Michael Moore again demonstrates the cognitive dissonance of the left
Even Michael Moore thinks that ObamaCare is a disaster. And that’s saying something when a big government liberal (socialist?) finds a big government program to be … well, just awful. But, as Allahpundit over at Hot Air points out, what do you suspect Moore’s solution might be?
I was just thinking yesterday, “I wonder what a guy who supports CastroCare thinks we should do to fix ObamaCare?” If you can’t guess, read this. If you can, why bother? His big knock on O-Care is true enough — “affordable” care ain’t so affordable — but you already knew that, just like you already know what he thinks should be done about it. The solution togross mismanagement of the federal exchange, capricious deadline-shifting driven by political whim, and tens of trillions in unfunded Medicare liabilities is, obviously, a bigger role for government in health care. There’s no problem with liberalism that socialism can’t solve.
It doesn’t occur to Moore that the problem is two-fold – government’s inability to run any large program efficiently as well as the fact that because of it’s inefficiency, we can’t afford his solution. Not to mention that my health care isn’t any of the government’s business. Then, of course, in Moore’s case, there’s the fact that he was snookered by CastroCare.
But it all comes down to a fairly basic problem. Most on the left, Moore included, really don’t understand how an economy works, where money actually comes from and how markets make wealth possible. Apparently they actually believe that the government “has money” or it falls from the sky or whatever.

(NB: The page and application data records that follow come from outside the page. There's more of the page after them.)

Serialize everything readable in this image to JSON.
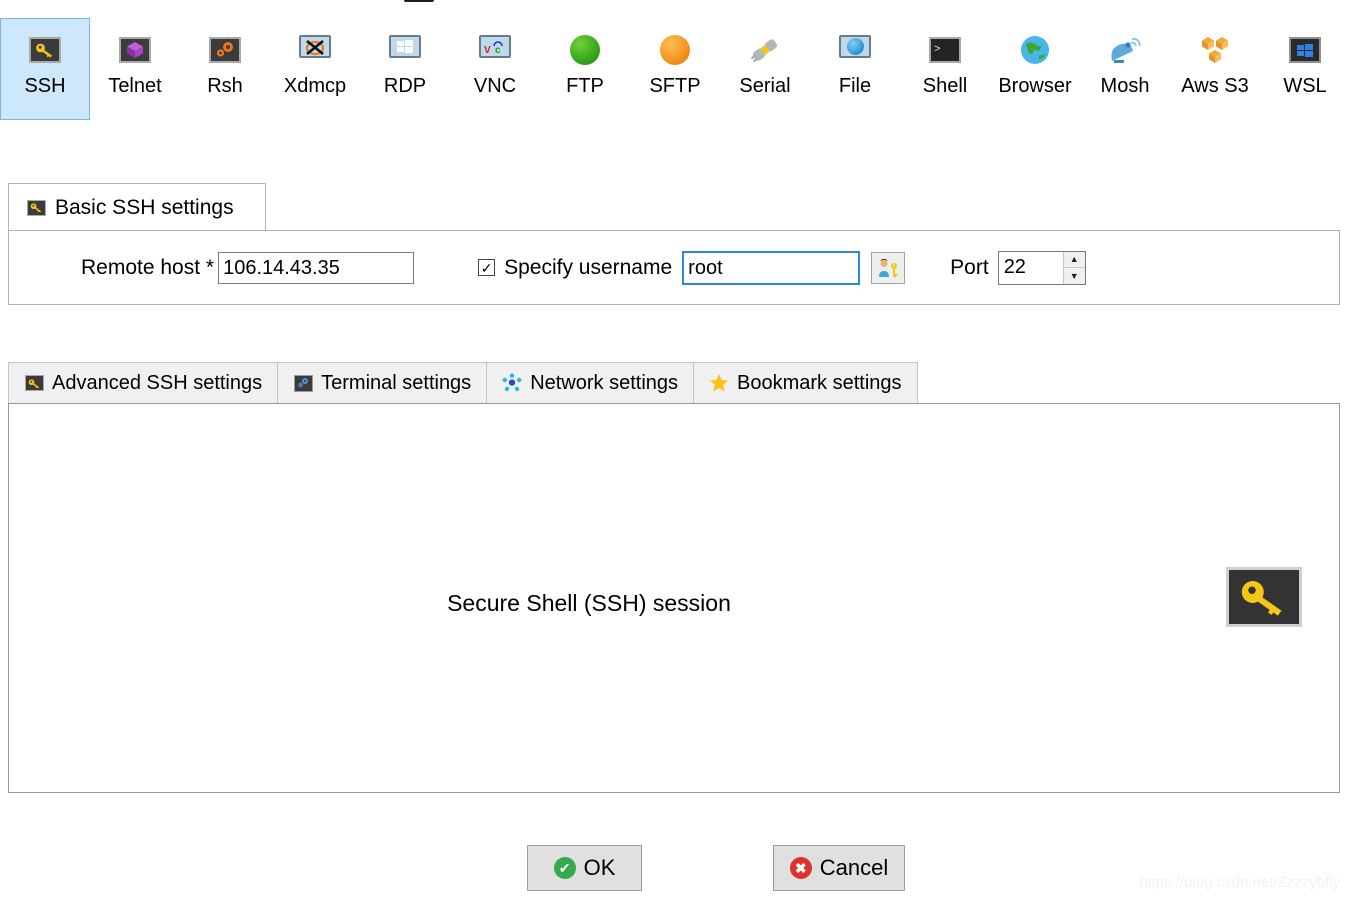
{
  "session_types": [
    {
      "label": "SSH",
      "icon": "key-icon",
      "selected": true
    },
    {
      "label": "Telnet",
      "icon": "purple-cube-icon",
      "selected": false
    },
    {
      "label": "Rsh",
      "icon": "orange-gears-icon",
      "selected": false
    },
    {
      "label": "Xdmcp",
      "icon": "x-monitor-icon",
      "selected": false
    },
    {
      "label": "RDP",
      "icon": "windows-monitor-icon",
      "selected": false
    },
    {
      "label": "VNC",
      "icon": "vnc-monitor-icon",
      "selected": false
    },
    {
      "label": "FTP",
      "icon": "green-globe-icon",
      "selected": false
    },
    {
      "label": "SFTP",
      "icon": "orange-globe-icon",
      "selected": false
    },
    {
      "label": "Serial",
      "icon": "plug-icon",
      "selected": false
    },
    {
      "label": "File",
      "icon": "globe-monitor-icon",
      "selected": false
    },
    {
      "label": "Shell",
      "icon": "terminal-prompt-icon",
      "selected": false
    },
    {
      "label": "Browser",
      "icon": "blue-globe-icon",
      "selected": false
    },
    {
      "label": "Mosh",
      "icon": "satellite-dish-icon",
      "selected": false
    },
    {
      "label": "Aws S3",
      "icon": "aws-cubes-icon",
      "selected": false
    },
    {
      "label": "WSL",
      "icon": "windows-logo-icon",
      "selected": false
    }
  ],
  "basic_settings": {
    "group_title": "Basic SSH settings",
    "group_icon": "key-icon",
    "remote_host_label": "Remote host *",
    "remote_host_value": "106.14.43.35",
    "specify_username_label": "Specify username",
    "specify_username_checked": true,
    "checkbox_glyph": "✓",
    "username_value": "root",
    "user_button_icon": "user-key-icon",
    "port_label": "Port",
    "port_value": "22",
    "spinner_up_glyph": "▲",
    "spinner_down_glyph": "▼"
  },
  "secondary_tabs": [
    {
      "label": "Advanced SSH settings",
      "icon": "key-icon"
    },
    {
      "label": "Terminal settings",
      "icon": "terminal-gears-icon"
    },
    {
      "label": "Network settings",
      "icon": "network-nodes-icon"
    },
    {
      "label": "Bookmark settings",
      "icon": "star-icon"
    }
  ],
  "content": {
    "session_caption": "Secure Shell (SSH) session",
    "big_icon": "key-icon"
  },
  "footer": {
    "ok_label": "OK",
    "ok_icon": "check-circle-icon",
    "ok_glyph": "✔",
    "cancel_label": "Cancel",
    "cancel_icon": "x-circle-icon",
    "cancel_glyph": "✖"
  },
  "watermark": "https://blog.csdn.net/Zzzzybfly",
  "colors": {
    "selection_bg": "#cde8fb",
    "selection_border": "#7eb4ea",
    "focus_border": "#2c8ad6",
    "tab_bg": "#f0f0f0",
    "ok_green": "#35ab4d",
    "cancel_red": "#e03030",
    "key_yellow": "#f5c518"
  }
}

Then there is this innate belief that big government is the solution to all our ills, despite the fact that they can’t point to a single example of where that is true and won’t acknowledge the fact that many of the problems we face today are a product of big government.
When you don’t understand how wealth is produced or how money is earned, you have a tendency to believe in underpants gnomes. The second part of the process is always an unknown or a mystery, but you’re sure that the result will be a positive. So you tend to believe in the fantasy of big government being both efficient and beneficial.

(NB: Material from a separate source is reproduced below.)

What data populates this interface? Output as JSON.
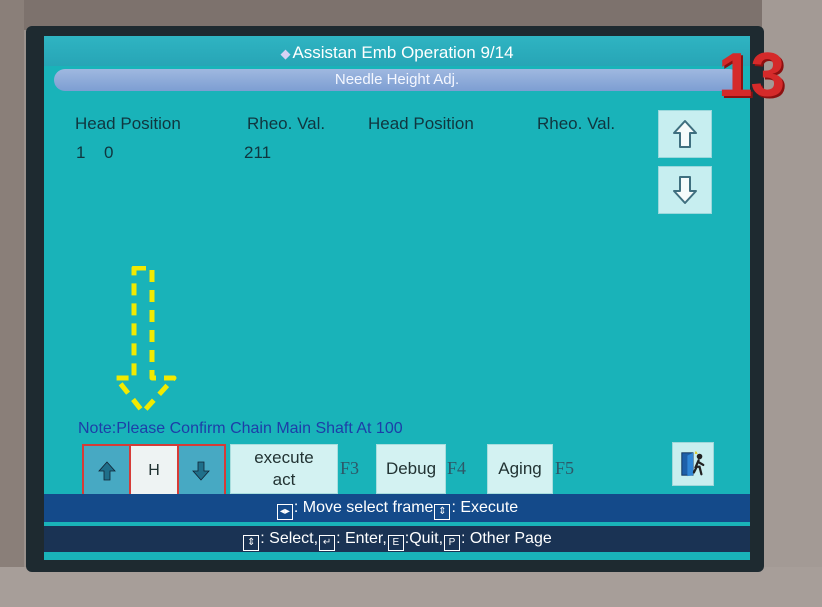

Be clear, I’m not saying that all government is bad or that there aren’t certain parts that are beneficial. There are very limited aspects of government that I think are both necessary and beneficial. But what we have today – this inefficient monstrosity that is in every area of our life run by an ossified bureaucracy more interested in its survival than serving the public and politicians who aid and abet that bureaucracy – is not at all necessary or beneficial.

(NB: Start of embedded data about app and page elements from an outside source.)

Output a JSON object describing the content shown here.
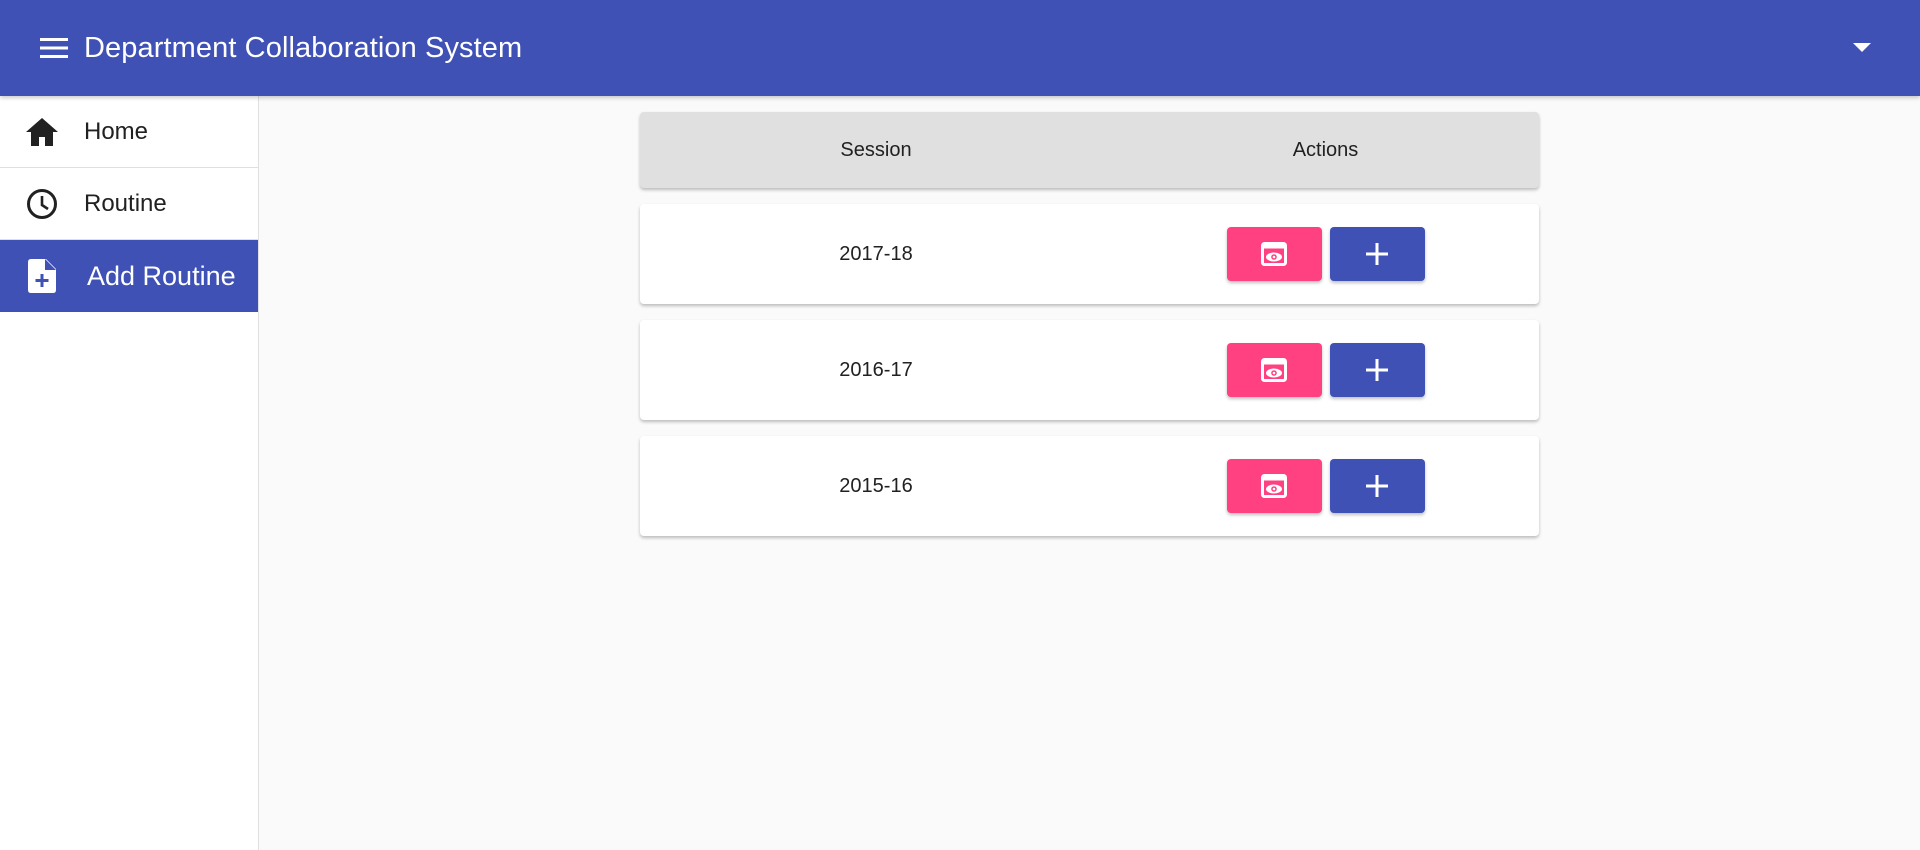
{
  "app": {
    "title": "Department Collaboration System",
    "primary_color": "#3f51b5",
    "accent_color": "#ff4081"
  },
  "header": {
    "menu_icon": "menu-icon",
    "account_icon": "arrow-drop-down-icon"
  },
  "sidebar": {
    "items": [
      {
        "label": "Home",
        "icon": "home-icon",
        "active": false
      },
      {
        "label": "Routine",
        "icon": "clock-icon",
        "active": false
      },
      {
        "label": "Add Routine",
        "icon": "note-add-icon",
        "active": true
      }
    ]
  },
  "table": {
    "columns": [
      "Session",
      "Actions"
    ],
    "rows": [
      {
        "session": "2017-18",
        "actions": [
          "view-icon",
          "add-icon"
        ]
      },
      {
        "session": "2016-17",
        "actions": [
          "view-icon",
          "add-icon"
        ]
      },
      {
        "session": "2015-16",
        "actions": [
          "view-icon",
          "add-icon"
        ]
      }
    ]
  }
}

Yet the Michael Moore’s of the world seem to think that the way you clean up a big government mess is by making government bigger. Apparently in the underpants gnome world of liberals, there’s a point where big government, if expanded enough, suddenly becomes efficient.